For well over a decade, I’ve been listing F. Scott Fitzgerald as one of my favorite authors. I went through an intense Fitzgerald phase in high school, enthralled by his descriptions of flappers and bootleggers whooping it up during the Jazz Age while unconscious of the troubles ahead of them. In retrospect, I have to admit that I was reading his novels and short stories more for content than form; I wasn’t paying much attention to Fitzgerald’s mechanics or how he structured his work. I wanted to be entertained, pure and simple. As I escaped into the world of Prohibition, though, I was overlooking the considerable lessons that Fitzgerald could teach me as a writer.
Despite my teenage fascination with Fitzgerald, I haven’t actually picked up any of his work in years. But back in October, I came across my old copy of The Great Gatsby (cringe-inducing high school marginalia intact) and tossed it into my briefcase, thinking that brushing up on a classic couldn’t hurt. I now work in New York (at the Asia Society) two days a week and have been making an effort to spend my commute from Princeton reading for pleasure rather than work. F. Scott Fitzgerald is as far from Chinese history as I can get, and has strong connections to the town where I now live, so it seemed natural that I should crack open Gatsby on New Jersey Transit one morning.
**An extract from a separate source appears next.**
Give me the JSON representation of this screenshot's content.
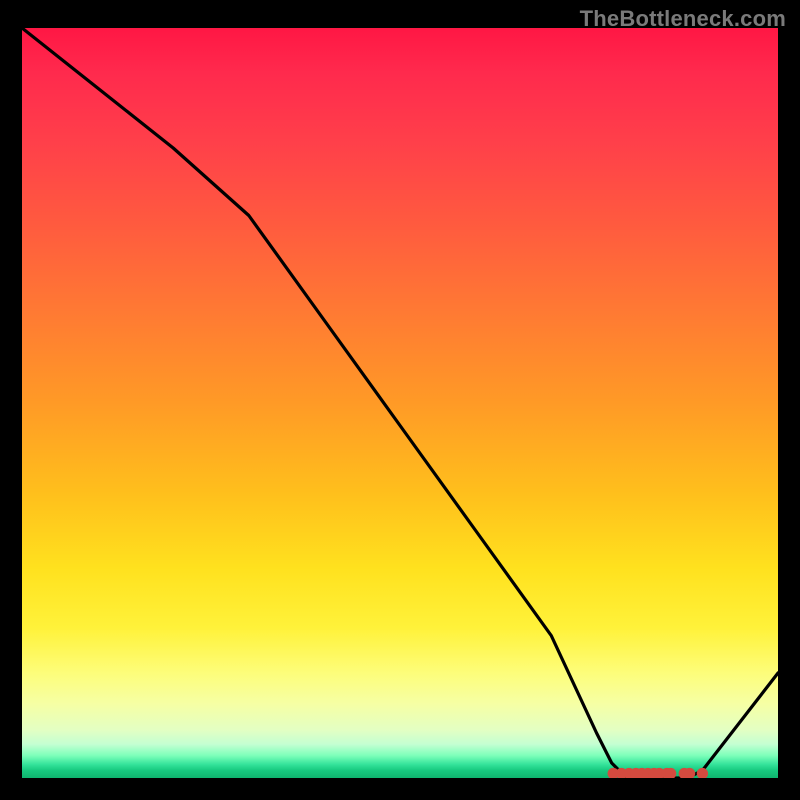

What I realized while rereading F. Scott Fitzgerald’s masterpiece can be boiled down to two points: (1) I had almost completely forgotten the plot of the book, retaining only the vaguest details (lots of parties; assumed identity; colors are important), and (2) I had never understood just how brilliant The Great Gatsby is. Now what I notice most about Gatsby is Fitzgerald’s mastery of language. The book, brief as it is, brims with beautifully crafted* phrases, evoking impressions I otherwise wouldn’t have thought could be put into words. Yes, the rippling surface of water touched by wind is “corrugated”—but I needed Fitzgerald to choose that adjective before I could see that it’s simply the only one that could be used. And describing fall as the season “when the blue smoke of brittle leaves was in the air”? Perfection.
Had I read Gatsby with pen in hand and circled every one of those finely tuned phrases, I expect not a page of text would have gone unmarked. Rather than sit here and list my favorites, though, I’ll bring up another aspect of the book that I had previously overlooked: the image of New York City that emerges from its pages. Though at the end Nick Carraway concludes that he, Gatsby, Daisy, and Tom Buchanan are “Westerners,” not cut out for life in the East, Fitzgerald had a great eye for the rhythms and confusions and possibilities of Manhattan. What other city in the world would give rise to a paragraph like this one?
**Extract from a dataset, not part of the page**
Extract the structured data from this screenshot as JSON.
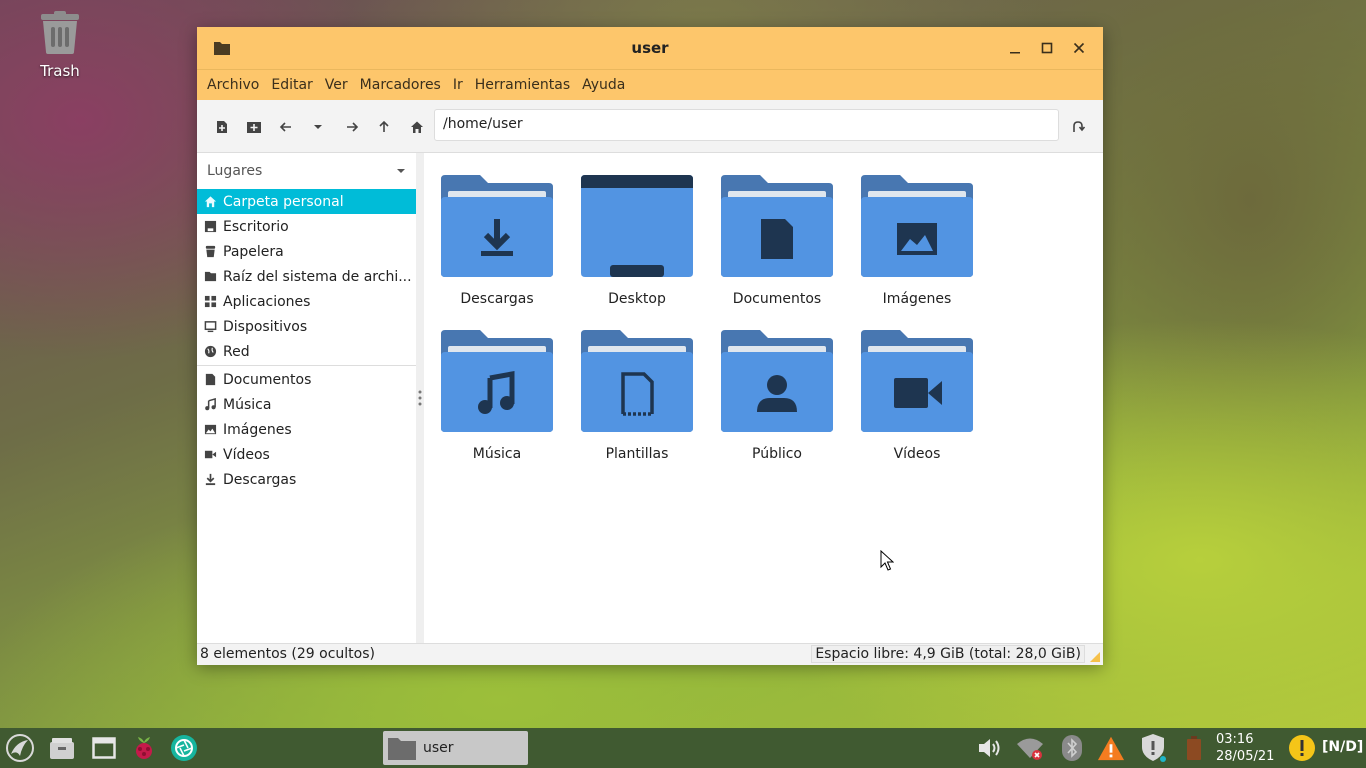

I began to like New York, the racy, adventurous feel of it at night and the satisfaction that the constant flicker of men and women and machines gives to the restless eye. I liked to walk up Fifth Avenue and pick out romantic women from the crowd and imagine that in a few minutes I was going to enter into their lives, and no one would ever know or disapprove. Sometimes, in my mind, I followed them to their apartments on the corners of hidden streets, and they turned and smiled back at me before they faded through a door into warm darkness. At the enchanted metropolitan twilight I felt a haunting loneliness sometimes, and felt it in others—poor young clerks who loitered in front of windows waiting until it was time for a solitary restaurant dinner—young clerks in the dusk, wasting the most poignant moments of night and life.
Ignoring the somewhat stalkerish qualities that Nick displays in his daydreams, this paragraph amazes me. It begins on a positive note, celebrating the vitality and excitement of the city … but by the end (only four sentences later!), it’s a meditation on loneliness and the passage of time. Could the scene just as easily be set in London, or Beijing, or San Francisco? I guess. Alienation is a quality shared by residents of all big cities. But when I read this paragraph, it has to be about New York, in a way that it could never be about Philadelphia or Los Angeles.
One more example:
Over the great bridge, with the sunlight through the girders making a constant flicker upon the moving cars, with the city rising up across the river in white heaps and sugar lumps all built with a wish out of non-olfactory money. The city seen from the Queensboro Bridge is always the city seen for the first time, in its first wild promise of all the mystery and the beauty in the world.
I couldn’t have said it better myself. (Really.)
* An editor once told me to avoid describing an author as having “crafted” a piece of writing—but I honestly can’t think of another verb that so perfectly describes what Fitzgerald accomplished in The Great Gatsby. He truly did craft the book, heavily revising the galley proofs until he got things right (causing his editor and publisher no small amount of panic, I’m sure), and Wikipedia quotes Fitzgerald as saying the novel represented a “consciously artistic achievement.” So I think this deserves an exception to the “no crafting” rule.